      type Registration", RFC 3362, August 2002.
 [12] Perkins, C., et al., "RTP Payload for Redundant Audio Data", RFC
      2198, September 1997.
 [13] Casner, S. and V. Jacobson, "Compressing IP/UDP/RTP Headers for
      Low-Speed Serial Links", RFC 2508, February 1999.
 [14] Koren, T., Casner, S., Geevarghese, J., Thompson, B., and P.
      Ruddy, "Enhanced Compressed RTP (CRTP) for Links with High
      Delay, Packet Loss and Reordering", RFC 3545, July 2003.

Authors' Addresses

 Paul E. Jones
 Cisco Systems, Inc.
 7025 Kit Creek Rd.
 Research Triangle Park, NC 27709, USA
 Phone: +1 919 392 6948
 Hiroshi Tamura
 Ricoh Company, LTD.
 1-3-6 Nakamagome, Ohta-ku,
 Tokyo 143-8555 Japan
 Phone: +81-3-3777-8124
 Fax: +81-3-5742-8859

Jones & Tamura Historic [Page 7] RFC 4612 Real-time Facsimile (T.38) - audio /t38 August 2006

Full Copyright Statement

 Copyright (C) The Internet Society (2006).
 This document is subject to the rights, licenses and restrictions
 contained in BCP 78, and except as set forth therein, the authors
 retain all their rights.
 This document and the information contained herein are provided on an

Intellectual Property

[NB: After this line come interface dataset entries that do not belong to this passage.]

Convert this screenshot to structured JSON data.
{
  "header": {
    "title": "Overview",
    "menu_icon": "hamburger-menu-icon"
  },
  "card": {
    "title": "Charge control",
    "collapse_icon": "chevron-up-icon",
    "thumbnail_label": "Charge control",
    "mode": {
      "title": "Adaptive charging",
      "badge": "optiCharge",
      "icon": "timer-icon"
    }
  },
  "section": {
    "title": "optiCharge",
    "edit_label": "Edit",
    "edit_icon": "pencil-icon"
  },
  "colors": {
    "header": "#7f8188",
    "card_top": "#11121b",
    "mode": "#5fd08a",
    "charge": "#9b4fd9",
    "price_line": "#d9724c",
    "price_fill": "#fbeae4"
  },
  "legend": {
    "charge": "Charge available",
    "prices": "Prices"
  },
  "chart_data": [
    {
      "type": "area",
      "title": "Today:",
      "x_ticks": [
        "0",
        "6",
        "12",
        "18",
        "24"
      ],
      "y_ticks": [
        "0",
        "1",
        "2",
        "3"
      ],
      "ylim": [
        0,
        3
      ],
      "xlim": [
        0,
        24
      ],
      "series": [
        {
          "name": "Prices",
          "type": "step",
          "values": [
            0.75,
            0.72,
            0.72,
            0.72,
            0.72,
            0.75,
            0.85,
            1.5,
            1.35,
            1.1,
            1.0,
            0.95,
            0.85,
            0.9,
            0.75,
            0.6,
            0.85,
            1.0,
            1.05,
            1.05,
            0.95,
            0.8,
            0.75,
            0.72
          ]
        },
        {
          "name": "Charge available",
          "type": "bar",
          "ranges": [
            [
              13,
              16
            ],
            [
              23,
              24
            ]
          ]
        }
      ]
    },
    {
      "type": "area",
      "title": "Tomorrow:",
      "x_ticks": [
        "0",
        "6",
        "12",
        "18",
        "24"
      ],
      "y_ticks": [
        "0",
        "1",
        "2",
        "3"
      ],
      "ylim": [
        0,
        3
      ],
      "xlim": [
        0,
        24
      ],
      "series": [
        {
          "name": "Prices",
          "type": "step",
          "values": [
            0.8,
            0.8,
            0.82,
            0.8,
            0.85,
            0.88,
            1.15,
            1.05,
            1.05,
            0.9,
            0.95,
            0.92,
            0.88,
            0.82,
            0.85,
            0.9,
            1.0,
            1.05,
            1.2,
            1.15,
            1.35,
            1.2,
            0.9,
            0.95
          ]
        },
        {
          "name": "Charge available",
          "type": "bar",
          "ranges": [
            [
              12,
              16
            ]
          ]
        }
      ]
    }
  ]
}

 The IETF takes no position regarding the validity or scope of any
 Intellectual Property Rights or other rights that might be claimed to
 pertain to the implementation or use of the technology described in
 this document or the extent to which any license under such rights
 might or might not be available; nor does it represent that it has
 made any independent effort to identify any such rights.  Information
 on the procedures with respect to rights in RFC documents can be
 found in BCP 78 and BCP 79.
 Copies of IPR disclosures made to the IETF Secretariat and any
 assurances of licenses to be made available, or the result of an
 attempt made to obtain a general license or permission for the use of
 such proprietary rights by implementers or users of this
 specification can be obtained from the IETF on-line IPR repository at
 The IETF invites any interested party to bring to its attention any
 copyrights, patents or patent applications, or other proprietary
 rights that may cover technology that may be required to implement
 this standard.  Please address the information to the IETF at

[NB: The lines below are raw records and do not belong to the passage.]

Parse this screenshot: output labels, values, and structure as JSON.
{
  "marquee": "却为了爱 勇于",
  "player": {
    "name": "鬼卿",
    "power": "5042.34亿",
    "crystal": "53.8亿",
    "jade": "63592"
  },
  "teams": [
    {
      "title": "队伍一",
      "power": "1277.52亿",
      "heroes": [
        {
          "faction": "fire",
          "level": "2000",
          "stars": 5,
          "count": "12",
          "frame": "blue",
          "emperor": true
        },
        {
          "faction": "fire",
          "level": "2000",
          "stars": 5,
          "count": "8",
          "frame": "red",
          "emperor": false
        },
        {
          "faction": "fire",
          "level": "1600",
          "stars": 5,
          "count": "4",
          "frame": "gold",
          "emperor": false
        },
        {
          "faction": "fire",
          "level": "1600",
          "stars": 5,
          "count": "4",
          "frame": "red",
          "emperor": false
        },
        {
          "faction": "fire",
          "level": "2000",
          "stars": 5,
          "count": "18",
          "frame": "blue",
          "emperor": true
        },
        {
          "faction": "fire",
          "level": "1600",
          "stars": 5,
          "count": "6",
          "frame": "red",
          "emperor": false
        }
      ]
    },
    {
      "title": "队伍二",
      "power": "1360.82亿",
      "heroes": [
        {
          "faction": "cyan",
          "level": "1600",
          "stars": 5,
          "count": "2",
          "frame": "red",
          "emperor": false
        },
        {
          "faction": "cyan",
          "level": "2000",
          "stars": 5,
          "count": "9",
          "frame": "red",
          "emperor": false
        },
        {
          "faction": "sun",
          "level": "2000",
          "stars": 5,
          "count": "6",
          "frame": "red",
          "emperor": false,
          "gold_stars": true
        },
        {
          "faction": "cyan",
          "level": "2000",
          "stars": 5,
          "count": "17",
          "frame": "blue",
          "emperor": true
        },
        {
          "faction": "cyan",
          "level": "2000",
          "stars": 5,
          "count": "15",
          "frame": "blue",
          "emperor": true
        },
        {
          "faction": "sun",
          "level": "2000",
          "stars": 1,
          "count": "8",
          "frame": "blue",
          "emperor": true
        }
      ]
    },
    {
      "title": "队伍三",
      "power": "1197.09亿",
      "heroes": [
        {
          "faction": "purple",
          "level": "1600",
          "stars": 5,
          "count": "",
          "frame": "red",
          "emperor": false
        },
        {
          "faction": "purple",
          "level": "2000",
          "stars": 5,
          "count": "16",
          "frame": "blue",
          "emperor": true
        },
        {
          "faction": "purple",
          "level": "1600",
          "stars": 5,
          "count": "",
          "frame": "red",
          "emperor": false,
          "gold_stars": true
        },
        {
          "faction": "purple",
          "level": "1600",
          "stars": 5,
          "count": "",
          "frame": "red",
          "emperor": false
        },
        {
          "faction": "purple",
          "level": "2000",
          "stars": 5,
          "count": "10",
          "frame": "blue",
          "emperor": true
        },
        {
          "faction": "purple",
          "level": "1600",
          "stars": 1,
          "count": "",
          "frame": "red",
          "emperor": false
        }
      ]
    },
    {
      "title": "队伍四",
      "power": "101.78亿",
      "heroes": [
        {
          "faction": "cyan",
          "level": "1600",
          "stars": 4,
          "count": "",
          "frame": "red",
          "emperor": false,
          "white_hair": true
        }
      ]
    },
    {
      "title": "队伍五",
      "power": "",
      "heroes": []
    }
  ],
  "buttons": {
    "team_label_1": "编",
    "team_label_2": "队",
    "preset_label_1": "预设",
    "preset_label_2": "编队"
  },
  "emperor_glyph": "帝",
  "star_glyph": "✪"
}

 Funding for the RFC Editor function is provided by the IETF
 Administrative Support Activity (IASA).

Jones & Tamura Historic [Page 8]

/data/webs/external/dokuwiki/data/pages/rfc/rfc4612.txt · Last modified: 2006/08/04 21:11 by

Donate Powered by PHP Valid HTML5 Valid CSS Driven by DokuWiki